### TASK BRIEF
Spot each line in the data below containing "this" and copy it.
RAW DATA Start Marker
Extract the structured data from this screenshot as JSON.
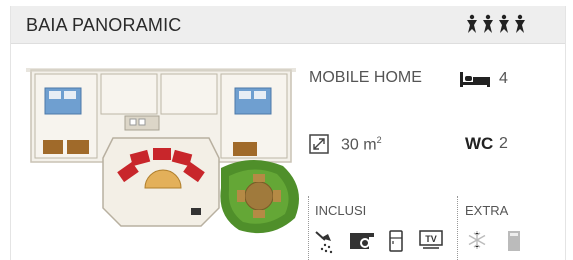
{
  "header": {
    "title": "BAIA PANORAMIC",
    "stars": 4
  },
  "floorplan": {
    "icon": "floorplan-image"
  },
  "specs": {
    "type_label": "MOBILE HOME",
    "beds_icon": "bed-icon",
    "beds": "4",
    "area_icon": "resize-icon",
    "area_value": "30 m",
    "area_sup": "2",
    "wc_label": "WC",
    "wc_count": "2"
  },
  "included": {
    "label": "INCLUSI",
    "icons": [
      "shower-icon",
      "coffee-machine-icon",
      "fridge-icon",
      "tv-icon"
    ]
  },
  "extra": {
    "label": "EXTRA",
    "icons": [
      "air-conditioning-icon",
      "dishwasher-icon"
    ]
  },
  "colors": {
    "header_bg": "#eeeeee",
    "sofa_red": "#c8262b",
    "grass": "#4f8f2a"
  }
}
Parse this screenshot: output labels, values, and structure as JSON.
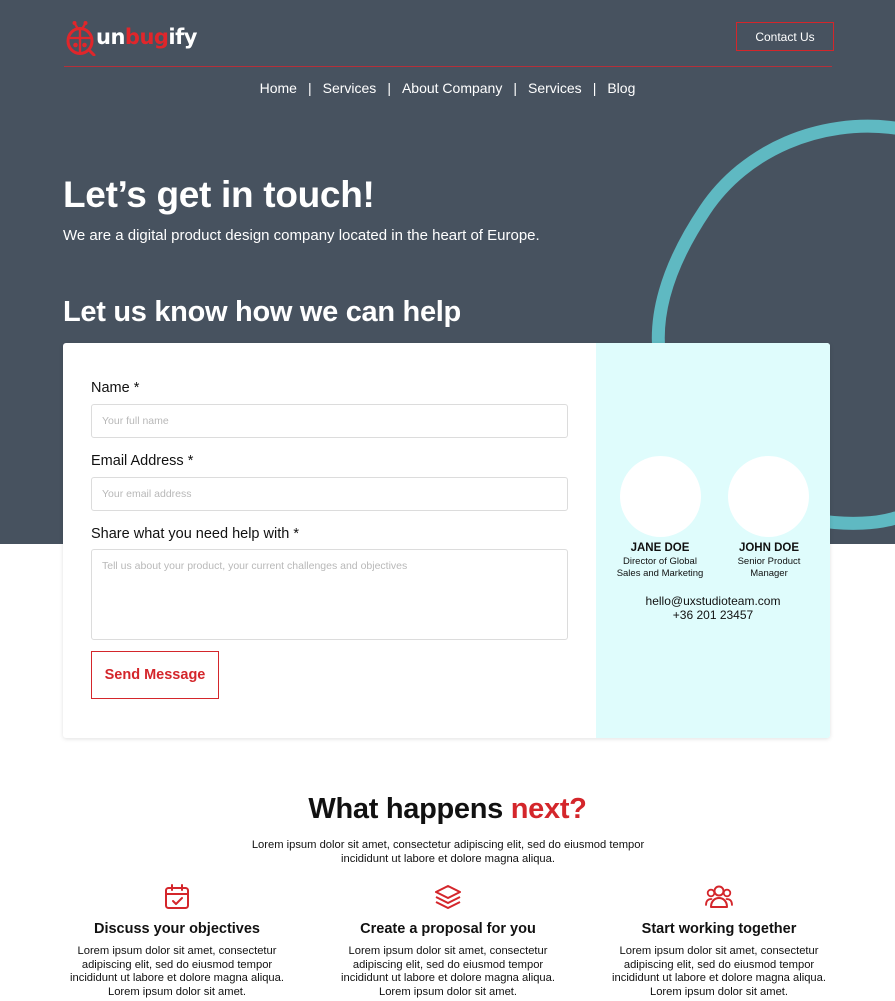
{
  "brand": {
    "logo_parts": [
      "un",
      "bug",
      "ify"
    ],
    "accent_color": "#d4262b",
    "header_bg": "#47525f",
    "swirl_color": "#5fb9c2",
    "team_bg": "#dffcfc"
  },
  "header": {
    "contact_label": "Contact Us"
  },
  "nav": {
    "items": [
      "Home",
      "Services",
      "About Company",
      "Services",
      "Blog"
    ],
    "separator": "|"
  },
  "hero": {
    "title": "Let’s get in touch!",
    "subtitle": "We are a digital product design company located in the heart of Europe.",
    "help_title": "Let us know how we can help"
  },
  "form": {
    "name_label": "Name *",
    "name_placeholder": "Your full name",
    "email_label": "Email Address *",
    "email_placeholder": "Your email address",
    "message_label": "Share what you need help with *",
    "message_placeholder": "Tell us about your product, your current challenges and objectives",
    "submit_label": "Send Message"
  },
  "team": {
    "members": [
      {
        "name": "JANE DOE",
        "role_line1": "Director of Global",
        "role_line2": "Sales and Marketing"
      },
      {
        "name": "JOHN DOE",
        "role_line1": "Senior Product",
        "role_line2": "Manager"
      }
    ],
    "email": "hello@uxstudioteam.com",
    "phone": "+36 201 23457"
  },
  "next": {
    "title_main": "What happens ",
    "title_accent": "next?",
    "subtitle_line1": "Lorem ipsum dolor sit amet, consectetur adipiscing elit, sed do eiusmod tempor",
    "subtitle_line2": "incididunt ut labore et dolore magna aliqua.",
    "steps": [
      {
        "icon": "calendar-check-icon",
        "title": "Discuss your objectives",
        "line1": "Lorem ipsum dolor sit amet, consectetur",
        "line2": "adipiscing elit, sed do eiusmod tempor",
        "line3": "incididunt ut labore et dolore magna aliqua.",
        "line4": "Lorem ipsum dolor sit amet."
      },
      {
        "icon": "layers-icon",
        "title": "Create a proposal for you",
        "line1": "Lorem ipsum dolor sit amet, consectetur",
        "line2": "adipiscing elit, sed do eiusmod tempor",
        "line3": "incididunt ut labore et dolore magna aliqua.",
        "line4": "Lorem ipsum dolor sit amet."
      },
      {
        "icon": "users-icon",
        "title": "Start working together",
        "line1": "Lorem ipsum dolor sit amet, consectetur",
        "line2": "adipiscing elit, sed do eiusmod tempor",
        "line3": "incididunt ut labore et dolore magna aliqua.",
        "line4": "Lorem ipsum dolor sit amet."
      }
    ]
  }
}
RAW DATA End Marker
### ANSWER SECTION
Extract the structured data from this screenshot as JSON.
Parse this screenshot: output labels, values, and structure as JSON.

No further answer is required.